One of my New Year’s resolutions is to take digital security and privacy more seriously. I can now check that one off the list as completed. Why the resolution in the first place? Where to begin…
I don’t think I’m all that different from the vast majority of people in the world and as such, I probably make most of the same mistakes. For instance, I have used the same password for four or five years straight now at all sorts of online websites and for all sorts of functions. If only one of those sites were ever compromised or even if only one of those sites’ administrators took advantage of the user credentials in their possession, I could be in a world of hurt. From bank accounts to brokerage accounts to retirement accounts, my financial life could be devastated.
I also keep a lot of financial and credential information in a text file on my various machines – one copy on my work laptop and another on the server on my home network. This file exists as a master record of most of my user names and passwords for financial sites, social security numbers, banking, routing, and credit card numbers, etc. I started it years ago to keep track of passwords and information in case I ever came down with the momentary symptoms of Alzheimer’s, but mostly it’s useful for when I want to purchase something online but don’t have my credit card handy. Just open the file and there’s my information. Anyone who has been on my home network or work laptop has had complete access to this – they just didn’t realize it.
Lastly, I’ve noticed some issues with the security on the home network over the past few years. Knowing that encrypting wireless network signals demand overhead bandwidth and thus lowers actual throughput, I opted to use only MAC address filtering: permitting only those computers I knew and trusted. Strange thing is, the Wii worked and could access the internet long before I added its MAC address and others have brought over laptops that have exhibited the same behavior. I can’t figure out why this happens with my router but in reading up on it, I learned that MAC spoofing is easy enough for a toddler to do these days so my network really isn’t secure at all.

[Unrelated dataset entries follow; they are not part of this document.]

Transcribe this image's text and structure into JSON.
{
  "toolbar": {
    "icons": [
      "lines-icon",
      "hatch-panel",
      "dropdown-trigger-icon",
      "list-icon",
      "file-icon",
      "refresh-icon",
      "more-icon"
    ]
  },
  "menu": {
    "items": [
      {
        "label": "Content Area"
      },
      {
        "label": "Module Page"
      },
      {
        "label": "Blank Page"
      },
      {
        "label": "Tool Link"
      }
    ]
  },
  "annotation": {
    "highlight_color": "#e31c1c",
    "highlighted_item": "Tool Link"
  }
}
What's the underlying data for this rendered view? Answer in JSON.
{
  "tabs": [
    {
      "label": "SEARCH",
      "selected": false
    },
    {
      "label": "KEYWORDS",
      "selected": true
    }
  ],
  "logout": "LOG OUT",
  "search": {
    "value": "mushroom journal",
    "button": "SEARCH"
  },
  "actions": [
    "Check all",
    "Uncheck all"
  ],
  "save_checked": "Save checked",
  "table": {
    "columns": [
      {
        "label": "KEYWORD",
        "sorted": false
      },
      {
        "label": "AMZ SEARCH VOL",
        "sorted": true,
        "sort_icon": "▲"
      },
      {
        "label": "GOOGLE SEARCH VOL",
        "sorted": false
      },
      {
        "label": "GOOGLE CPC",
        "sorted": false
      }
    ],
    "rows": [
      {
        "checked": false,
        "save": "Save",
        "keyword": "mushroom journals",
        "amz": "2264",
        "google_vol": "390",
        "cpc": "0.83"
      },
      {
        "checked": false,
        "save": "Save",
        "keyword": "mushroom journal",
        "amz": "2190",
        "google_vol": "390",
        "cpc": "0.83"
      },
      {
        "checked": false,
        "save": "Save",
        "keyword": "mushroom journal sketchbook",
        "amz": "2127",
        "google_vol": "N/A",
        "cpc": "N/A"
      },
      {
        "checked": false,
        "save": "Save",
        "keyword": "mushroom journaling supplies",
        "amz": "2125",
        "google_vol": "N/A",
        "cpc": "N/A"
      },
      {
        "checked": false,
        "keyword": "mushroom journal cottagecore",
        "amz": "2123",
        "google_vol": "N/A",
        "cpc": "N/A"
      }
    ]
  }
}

Most likely that’s why there are frequently several computers on my network for which I can’t account.
Combine all this together and you have the potential for a wardriving crook to drive by my home, jump on my wireless network, access the shared files on my server, grab all my financial information and passwords, then use that information to drain all of my accounts – all while using my freely available internet connection. Talk about rolling out the proverbial red carpet for the would be cyber criminal.
So this evening I did my homework and made some changes. I’ve adopted a new password and while I plan to use the new password at all of my current websites, at least it’s a different password than what dozens of forums and other one-time use websites have stored for me. Sure, I could adopt a unique, computer-generated password for each site I visit, but I’m not yet that paranoid. I’d like to be able to remember my password and not have to look them up for each site I visit frequently.
I also downloaded Steganos LockNote to replace my text file of important information. LockNote is a neat little self-contained program that acts as an encrypted (AES 256-bit), password-protected text file. Not only does the would be viewer need a password to access the file, the contents are encrypted with one of the highest cryptographic ciphers currently known. AES 256-bit is the only algorithm approved by the United States government (including the NSA) for use on Top Secret documents. My LockNote file is so secure, I could post it publicly on the internet and boast about it containing access to millions of dollars that are up for grabs. At the earliest, someone might crack it in 75 million years (but inflation will have effectively reduced the prize to $0 by that point). Needless to say, it’s secure.
Lastly, I tightened down the home network by removing MAC filtering and enabling WPA2. WPA2 is currently the highest grade security protocol that exists for wireless connections. Without my pre-shared key, access to the network could only be obtained through a brute force attack (in this case taking somewhere in the neighborhood of two million years). If I’m still in the neighborhood at that time, they can have access.